DIRECTIONS FOR THIS TASK:
Only the lines holding "possible" are wanted. Copy every one from the records below.
• • • • • • •
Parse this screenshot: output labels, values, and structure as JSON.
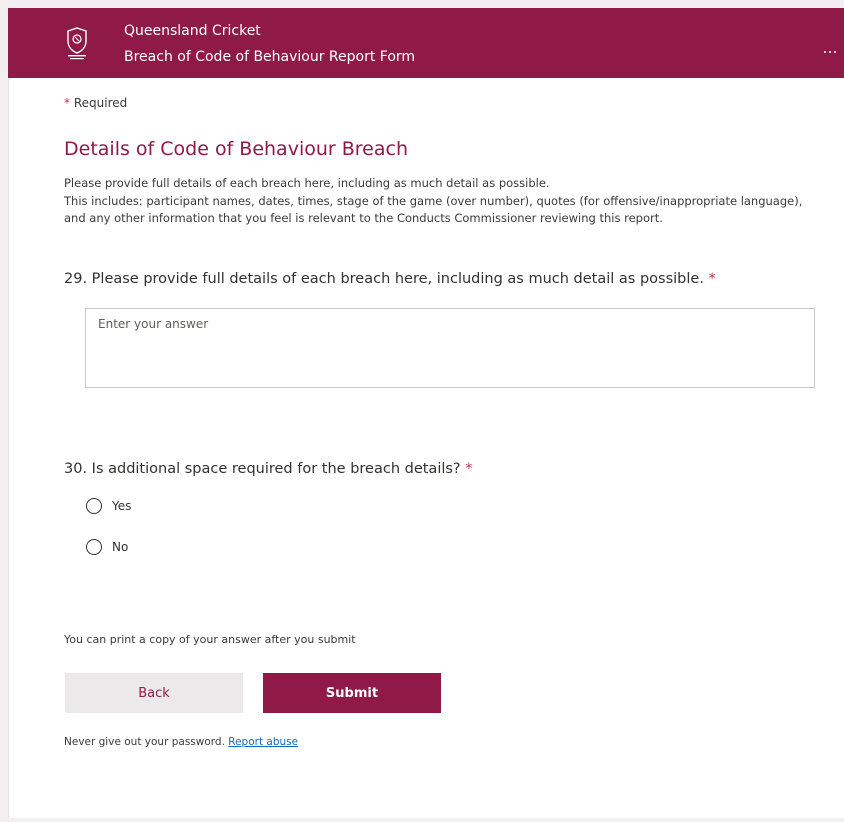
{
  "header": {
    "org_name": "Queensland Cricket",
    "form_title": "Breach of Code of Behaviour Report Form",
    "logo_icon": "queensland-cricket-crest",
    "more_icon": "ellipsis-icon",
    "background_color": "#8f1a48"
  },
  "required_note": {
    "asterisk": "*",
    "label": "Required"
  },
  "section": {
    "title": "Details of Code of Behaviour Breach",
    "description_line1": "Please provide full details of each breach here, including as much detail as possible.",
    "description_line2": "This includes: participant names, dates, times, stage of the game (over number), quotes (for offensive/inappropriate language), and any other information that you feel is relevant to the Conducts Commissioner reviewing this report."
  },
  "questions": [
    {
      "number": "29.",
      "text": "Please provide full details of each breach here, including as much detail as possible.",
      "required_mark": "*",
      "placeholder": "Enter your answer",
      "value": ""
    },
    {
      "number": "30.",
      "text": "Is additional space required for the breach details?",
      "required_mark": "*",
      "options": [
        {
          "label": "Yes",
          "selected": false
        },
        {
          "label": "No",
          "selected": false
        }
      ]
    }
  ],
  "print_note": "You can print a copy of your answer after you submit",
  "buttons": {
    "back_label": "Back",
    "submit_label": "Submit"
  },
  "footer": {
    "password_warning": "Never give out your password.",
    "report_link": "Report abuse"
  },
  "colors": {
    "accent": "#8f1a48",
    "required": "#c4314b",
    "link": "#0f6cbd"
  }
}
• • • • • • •
SOLUTION BELOW:
    "description_line1": "Please provide full details of each breach here, including as much detail as possible.",
      "text": "Please provide full details of each breach here, including as much detail as possible.",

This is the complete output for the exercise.